Tuesday, June 17, 2008

Scientists 'on brink of cure' for superbug

Simple procedure of placing a gel inside the nose could provide 'major breakthrough' within three years in hospitals' battle against MRSA

National/regional guidelines for antibiotic resistance

Ameet Bhuvan from Vellore has informed about this article
Need for national/regional guidelines and policies in India to combat antibiotic resistance
Lakshmi V Nizam's Institute of Medical Sciences, Panjagutta, Hyderabad - 500 082, Andhra Pradesh India;year=2008;volume=26;issue=2;spage=105;epage=107;aulast=Lakshmi

MRSA: The cure

New drug undergoing human trials offers hope of breakthrough. Gel placed in the nose could beat superbug that kills 1,600 every year

Tuesday, June 3, 2008

Antibiotic usage-CME

Information from Dr. Radha Madhavan
A CME programme is being organized with lectures and plans of actions against emergence of drug resistance at SRM Medical College Hospital and research center at Kattankulathur, Kanchipuram District Tamilnadu 603203, on behalf of association of Microbiologists of Tamilnadu and pondicherry chapter by the middle of September 2008.
(Dr. Radha Madhavan, Proffesor of HCD, Dept of Microbiology, SRM MCH ARC,
Kattankuathar, Chennai.

Thursday, May 29, 2008

Gut superbug causing more illnesses and deaths

The number of people hospitalized with a dangerous intestinal superbug Clostridium difficile has been growing by more than 10,000 cases a year in US according to a new study. Resistant to some antibiotics, it has become a regular menace in hospitals and nursing homes. A recent study found it played a role in nearly 300,000 hospitalizations in 2005, more than double the number in 2000.
The infection, Clostridium difficile, is found in the colon and can cause diarrhea and a more serious intestinal condition known as colitis. It is spread by spores in feces. But the spores are difficult to kill with most conventional household cleaners or antibacterial soap.
C-diff, as it's known, has grown resistant to certain antibiotics that work against other colon bacteria. The result: When patients take those antibiotics, competing bacteria die off and C-diff explodes.
It is opined that one of the causes of the resistance development could be overuse and inappropriate use of antibiotics.

Tuesday, May 6, 2008

Dear Dr Tamhankar,
It is really wonderful that you have put the web page.
I will send the report of the meeting with civil society on Rational Use of Drugs which included Rational Use of Antibiotics. As part of Women's Health activities, specially addressing Maternal Mortality, Rational Use of Antibiotics in dealing with sepsis & also Malaria etc was dealt with. National Commission of Women organized a consultation on Draft National Policy for women in Agriculture. I made the public health inputs which amongst other things included communicable diseases eg Malaria in Assam, Chattisgarh, where incidentally there has been shortage of chloroquin & other health problems, injury, infections, fungal diseases etc. & the need for Rational use of Antibiotics & the problem of emergence of antibiotic Resistance. Since Chairpersons of State Commission of Women were there the concern has been introduced, & will be followed up.
Dr. Mira Shiva, IHES/AIDAN/IPHC (South Asia)

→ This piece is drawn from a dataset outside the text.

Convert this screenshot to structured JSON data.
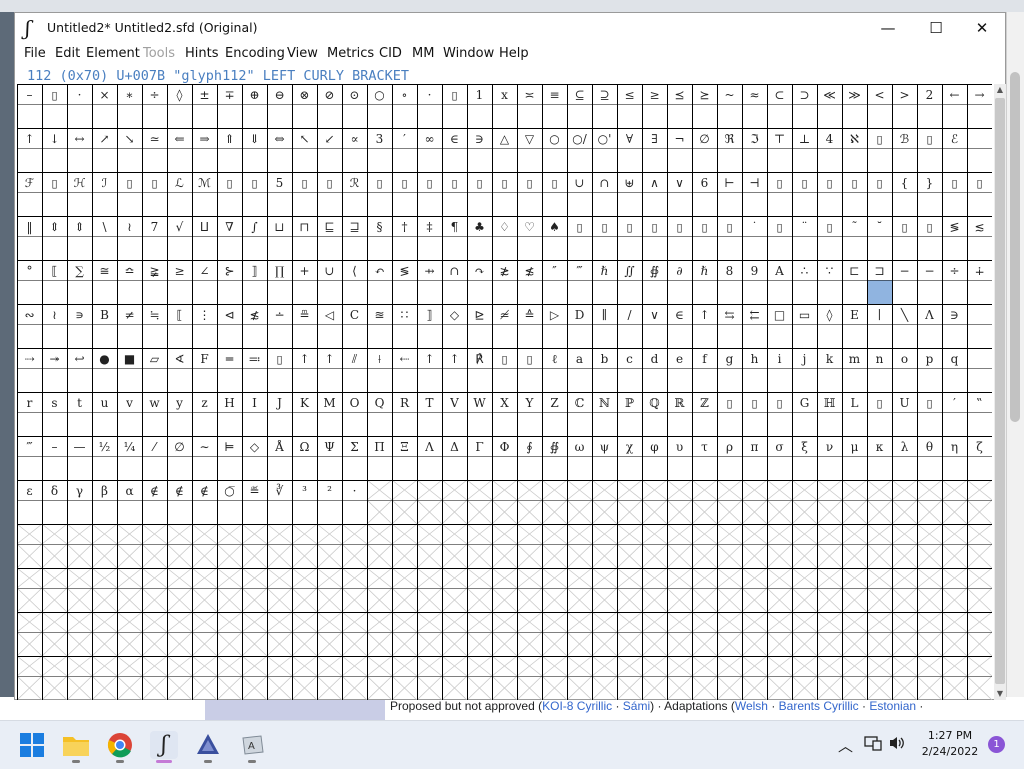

Read The ``TRUE LIFE STORY``of a family infected with MRSA